**DIRECTIONS**
Go through the records underneath and write each one out again exactly.

----- DATASET EXCERPTS -----

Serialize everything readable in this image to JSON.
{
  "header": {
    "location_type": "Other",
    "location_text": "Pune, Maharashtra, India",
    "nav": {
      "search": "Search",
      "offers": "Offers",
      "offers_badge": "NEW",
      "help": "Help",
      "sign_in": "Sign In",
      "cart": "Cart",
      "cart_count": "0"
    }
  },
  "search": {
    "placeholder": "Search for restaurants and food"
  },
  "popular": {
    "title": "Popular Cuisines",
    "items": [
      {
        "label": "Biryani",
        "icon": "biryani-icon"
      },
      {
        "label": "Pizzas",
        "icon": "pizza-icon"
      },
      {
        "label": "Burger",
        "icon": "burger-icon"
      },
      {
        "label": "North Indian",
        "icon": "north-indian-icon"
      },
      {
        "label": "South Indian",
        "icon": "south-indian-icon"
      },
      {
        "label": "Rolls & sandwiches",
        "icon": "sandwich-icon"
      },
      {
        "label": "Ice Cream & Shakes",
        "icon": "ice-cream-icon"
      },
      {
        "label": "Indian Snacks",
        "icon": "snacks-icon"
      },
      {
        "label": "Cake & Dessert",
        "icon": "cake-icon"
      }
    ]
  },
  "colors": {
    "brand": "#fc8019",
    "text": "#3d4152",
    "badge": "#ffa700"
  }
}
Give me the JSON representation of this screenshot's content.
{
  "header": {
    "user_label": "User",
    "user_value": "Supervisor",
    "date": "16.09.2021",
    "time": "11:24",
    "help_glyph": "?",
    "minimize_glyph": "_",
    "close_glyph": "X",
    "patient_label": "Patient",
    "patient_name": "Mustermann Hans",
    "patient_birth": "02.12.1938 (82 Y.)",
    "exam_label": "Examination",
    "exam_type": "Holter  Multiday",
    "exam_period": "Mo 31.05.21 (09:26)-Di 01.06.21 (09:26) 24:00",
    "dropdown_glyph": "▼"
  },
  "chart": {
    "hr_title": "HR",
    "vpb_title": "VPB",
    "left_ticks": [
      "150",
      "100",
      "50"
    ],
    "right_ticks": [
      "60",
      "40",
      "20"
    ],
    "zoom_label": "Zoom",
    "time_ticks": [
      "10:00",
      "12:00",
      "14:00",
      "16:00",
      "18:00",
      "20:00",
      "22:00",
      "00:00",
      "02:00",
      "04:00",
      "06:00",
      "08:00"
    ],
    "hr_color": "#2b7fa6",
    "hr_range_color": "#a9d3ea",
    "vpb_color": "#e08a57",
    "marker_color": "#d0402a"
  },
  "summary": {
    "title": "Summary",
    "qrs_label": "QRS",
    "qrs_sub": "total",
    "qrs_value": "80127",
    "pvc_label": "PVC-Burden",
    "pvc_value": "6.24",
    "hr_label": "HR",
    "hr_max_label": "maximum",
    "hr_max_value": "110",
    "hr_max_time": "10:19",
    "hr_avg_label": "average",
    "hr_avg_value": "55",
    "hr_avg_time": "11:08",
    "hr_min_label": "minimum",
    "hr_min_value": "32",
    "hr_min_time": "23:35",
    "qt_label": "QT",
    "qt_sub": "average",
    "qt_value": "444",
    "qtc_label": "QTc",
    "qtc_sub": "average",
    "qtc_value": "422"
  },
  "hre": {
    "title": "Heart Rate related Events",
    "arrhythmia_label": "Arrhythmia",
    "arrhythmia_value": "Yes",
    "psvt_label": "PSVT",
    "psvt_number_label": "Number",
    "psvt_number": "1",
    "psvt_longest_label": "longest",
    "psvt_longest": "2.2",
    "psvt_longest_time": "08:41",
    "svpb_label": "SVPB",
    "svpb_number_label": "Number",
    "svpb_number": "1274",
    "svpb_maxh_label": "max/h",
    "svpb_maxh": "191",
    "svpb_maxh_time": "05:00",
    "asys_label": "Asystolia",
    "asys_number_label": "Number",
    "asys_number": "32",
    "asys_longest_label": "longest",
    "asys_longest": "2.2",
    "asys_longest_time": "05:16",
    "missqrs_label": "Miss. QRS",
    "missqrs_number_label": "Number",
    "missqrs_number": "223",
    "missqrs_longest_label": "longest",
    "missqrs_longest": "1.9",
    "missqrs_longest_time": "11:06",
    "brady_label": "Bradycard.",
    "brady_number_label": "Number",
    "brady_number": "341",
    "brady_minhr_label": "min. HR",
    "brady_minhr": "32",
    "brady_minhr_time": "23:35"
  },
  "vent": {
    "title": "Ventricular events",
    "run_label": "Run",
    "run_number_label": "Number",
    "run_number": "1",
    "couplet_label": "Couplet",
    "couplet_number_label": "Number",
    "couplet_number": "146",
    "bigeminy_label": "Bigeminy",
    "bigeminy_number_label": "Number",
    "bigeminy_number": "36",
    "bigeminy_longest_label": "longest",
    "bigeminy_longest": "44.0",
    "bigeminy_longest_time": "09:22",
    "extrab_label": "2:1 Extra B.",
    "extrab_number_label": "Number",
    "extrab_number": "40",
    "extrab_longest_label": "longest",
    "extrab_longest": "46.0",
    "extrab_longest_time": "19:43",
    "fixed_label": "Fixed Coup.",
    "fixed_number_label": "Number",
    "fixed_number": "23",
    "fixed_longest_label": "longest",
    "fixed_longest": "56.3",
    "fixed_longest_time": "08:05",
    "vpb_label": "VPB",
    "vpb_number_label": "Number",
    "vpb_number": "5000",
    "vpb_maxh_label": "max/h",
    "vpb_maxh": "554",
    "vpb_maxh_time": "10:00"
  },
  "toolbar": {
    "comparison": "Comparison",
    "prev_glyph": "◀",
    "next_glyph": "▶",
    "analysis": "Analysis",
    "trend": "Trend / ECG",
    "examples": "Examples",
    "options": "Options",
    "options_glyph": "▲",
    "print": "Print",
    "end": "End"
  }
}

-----

**RESPONSE**
Serialize everything readable in this image to JSON.
{
  "header": {
    "location_type": "Other",
    "location_text": "Pune, Maharashtra, India",
    "nav": {
      "search": "Search",
      "offers": "Offers",
      "offers_badge": "NEW",
      "help": "Help",
      "sign_in": "Sign In",
      "cart": "Cart",
      "cart_count": "0"
    }
  },
  "search": {
    "placeholder": "Search for restaurants and food"
  },
  "popular": {
    "title": "Popular Cuisines",
    "items": [
      {
        "label": "Biryani",
        "icon": "biryani-icon"
      },
      {
        "label": "Pizzas",
        "icon": "pizza-icon"
      },
      {
        "label": "Burger",
        "icon": "burger-icon"
      },
      {
        "label": "North Indian",
        "icon": "north-indian-icon"
      },
      {
        "label": "South Indian",
        "icon": "south-indian-icon"
      },
      {
        "label": "Rolls & sandwiches",
        "icon": "sandwich-icon"
      },
      {
        "label": "Ice Cream & Shakes",
        "icon": "ice-cream-icon"
      },
      {
        "label": "Indian Snacks",
        "icon": "snacks-icon"
      },
      {
        "label": "Cake & Dessert",
        "icon": "cake-icon"
      }
    ]
  },
  "colors": {
    "brand": "#fc8019",
    "text": "#3d4152",
    "badge": "#ffa700"
  }
}
Give me the JSON representation of this screenshot's content.
{
  "header": {
    "user_label": "User",
    "user_value": "Supervisor",
    "date": "16.09.2021",
    "time": "11:24",
    "help_glyph": "?",
    "minimize_glyph": "_",
    "close_glyph": "X",
    "patient_label": "Patient",
    "patient_name": "Mustermann Hans",
    "patient_birth": "02.12.1938 (82 Y.)",
    "exam_label": "Examination",
    "exam_type": "Holter  Multiday",
    "exam_period": "Mo 31.05.21 (09:26)-Di 01.06.21 (09:26) 24:00",
    "dropdown_glyph": "▼"
  },
  "chart": {
    "hr_title": "HR",
    "vpb_title": "VPB",
    "left_ticks": [
      "150",
      "100",
      "50"
    ],
    "right_ticks": [
      "60",
      "40",
      "20"
    ],
    "zoom_label": "Zoom",
    "time_ticks": [
      "10:00",
      "12:00",
      "14:00",
      "16:00",
      "18:00",
      "20:00",
      "22:00",
      "00:00",
      "02:00",
      "04:00",
      "06:00",
      "08:00"
    ],
    "hr_color": "#2b7fa6",
    "hr_range_color": "#a9d3ea",
    "vpb_color": "#e08a57",
    "marker_color": "#d0402a"
  },
  "summary": {
    "title": "Summary",
    "qrs_label": "QRS",
    "qrs_sub": "total",
    "qrs_value": "80127",
    "pvc_label": "PVC-Burden",
    "pvc_value": "6.24",
    "hr_label": "HR",
    "hr_max_label": "maximum",
    "hr_max_value": "110",
    "hr_max_time": "10:19",
    "hr_avg_label": "average",
    "hr_avg_value": "55",
    "hr_avg_time": "11:08",
    "hr_min_label": "minimum",
    "hr_min_value": "32",
    "hr_min_time": "23:35",
    "qt_label": "QT",
    "qt_sub": "average",
    "qt_value": "444",
    "qtc_label": "QTc",
    "qtc_sub": "average",
    "qtc_value": "422"
  },
  "hre": {
    "title": "Heart Rate related Events",
    "arrhythmia_label": "Arrhythmia",
    "arrhythmia_value": "Yes",
    "psvt_label": "PSVT",
    "psvt_number_label": "Number",
    "psvt_number": "1",
    "psvt_longest_label": "longest",
    "psvt_longest": "2.2",
    "psvt_longest_time": "08:41",
    "svpb_label": "SVPB",
    "svpb_number_label": "Number",
    "svpb_number": "1274",
    "svpb_maxh_label": "max/h",
    "svpb_maxh": "191",
    "svpb_maxh_time": "05:00",
    "asys_label": "Asystolia",
    "asys_number_label": "Number",
    "asys_number": "32",
    "asys_longest_label": "longest",
    "asys_longest": "2.2",
    "asys_longest_time": "05:16",
    "missqrs_label": "Miss. QRS",
    "missqrs_number_label": "Number",
    "missqrs_number": "223",
    "missqrs_longest_label": "longest",
    "missqrs_longest": "1.9",
    "missqrs_longest_time": "11:06",
    "brady_label": "Bradycard.",
    "brady_number_label": "Number",
    "brady_number": "341",
    "brady_minhr_label": "min. HR",
    "brady_minhr": "32",
    "brady_minhr_time": "23:35"
  },
  "vent": {
    "title": "Ventricular events",
    "run_label": "Run",
    "run_number_label": "Number",
    "run_number": "1",
    "couplet_label": "Couplet",
    "couplet_number_label": "Number",
    "couplet_number": "146",
    "bigeminy_label": "Bigeminy",
    "bigeminy_number_label": "Number",
    "bigeminy_number": "36",
    "bigeminy_longest_label": "longest",
    "bigeminy_longest": "44.0",
    "bigeminy_longest_time": "09:22",
    "extrab_label": "2:1 Extra B.",
    "extrab_number_label": "Number",
    "extrab_number": "40",
    "extrab_longest_label": "longest",
    "extrab_longest": "46.0",
    "extrab_longest_time": "19:43",
    "fixed_label": "Fixed Coup.",
    "fixed_number_label": "Number",
    "fixed_number": "23",
    "fixed_longest_label": "longest",
    "fixed_longest": "56.3",
    "fixed_longest_time": "08:05",
    "vpb_label": "VPB",
    "vpb_number_label": "Number",
    "vpb_number": "5000",
    "vpb_maxh_label": "max/h",
    "vpb_maxh": "554",
    "vpb_maxh_time": "10:00"
  },
  "toolbar": {
    "comparison": "Comparison",
    "prev_glyph": "◀",
    "next_glyph": "▶",
    "analysis": "Analysis",
    "trend": "Trend / ECG",
    "examples": "Examples",
    "options": "Options",
    "options_glyph": "▲",
    "print": "Print",
    "end": "End"
  }
}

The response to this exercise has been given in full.